▸ What needs to be done
Which lines of the records below contain the word "fill"? Show each one.

▸ Recorded data

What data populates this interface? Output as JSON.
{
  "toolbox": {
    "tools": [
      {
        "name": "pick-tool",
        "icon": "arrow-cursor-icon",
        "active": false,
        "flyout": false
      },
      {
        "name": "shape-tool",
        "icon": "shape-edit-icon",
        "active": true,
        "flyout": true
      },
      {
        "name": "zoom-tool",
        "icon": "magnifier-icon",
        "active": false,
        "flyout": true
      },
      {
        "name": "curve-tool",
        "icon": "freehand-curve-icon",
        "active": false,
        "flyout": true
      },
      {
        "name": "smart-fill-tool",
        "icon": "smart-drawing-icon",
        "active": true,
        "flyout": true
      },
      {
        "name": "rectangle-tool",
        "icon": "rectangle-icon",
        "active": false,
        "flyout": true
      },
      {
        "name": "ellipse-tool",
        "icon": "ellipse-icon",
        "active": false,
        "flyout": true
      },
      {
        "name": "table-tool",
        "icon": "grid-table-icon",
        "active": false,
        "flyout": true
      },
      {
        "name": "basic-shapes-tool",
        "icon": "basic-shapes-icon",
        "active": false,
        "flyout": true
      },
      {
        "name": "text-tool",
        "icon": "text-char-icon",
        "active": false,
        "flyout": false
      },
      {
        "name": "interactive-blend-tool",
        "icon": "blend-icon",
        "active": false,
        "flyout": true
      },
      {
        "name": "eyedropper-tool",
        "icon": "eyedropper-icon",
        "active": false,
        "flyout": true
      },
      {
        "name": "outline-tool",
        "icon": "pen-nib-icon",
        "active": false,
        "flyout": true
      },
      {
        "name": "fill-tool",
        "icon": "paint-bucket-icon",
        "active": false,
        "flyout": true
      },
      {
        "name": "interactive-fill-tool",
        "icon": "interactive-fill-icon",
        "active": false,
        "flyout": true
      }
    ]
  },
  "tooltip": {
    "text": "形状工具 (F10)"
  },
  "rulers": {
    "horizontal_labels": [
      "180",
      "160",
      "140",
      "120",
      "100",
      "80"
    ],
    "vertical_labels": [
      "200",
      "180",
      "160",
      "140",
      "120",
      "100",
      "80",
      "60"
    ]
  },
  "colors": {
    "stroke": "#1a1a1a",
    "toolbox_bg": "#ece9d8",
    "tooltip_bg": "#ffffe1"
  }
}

▸ Finished task
        "name": "smart-fill-tool",
        "name": "fill-tool",
        "name": "interactive-fill-tool",
        "icon": "interactive-fill-icon",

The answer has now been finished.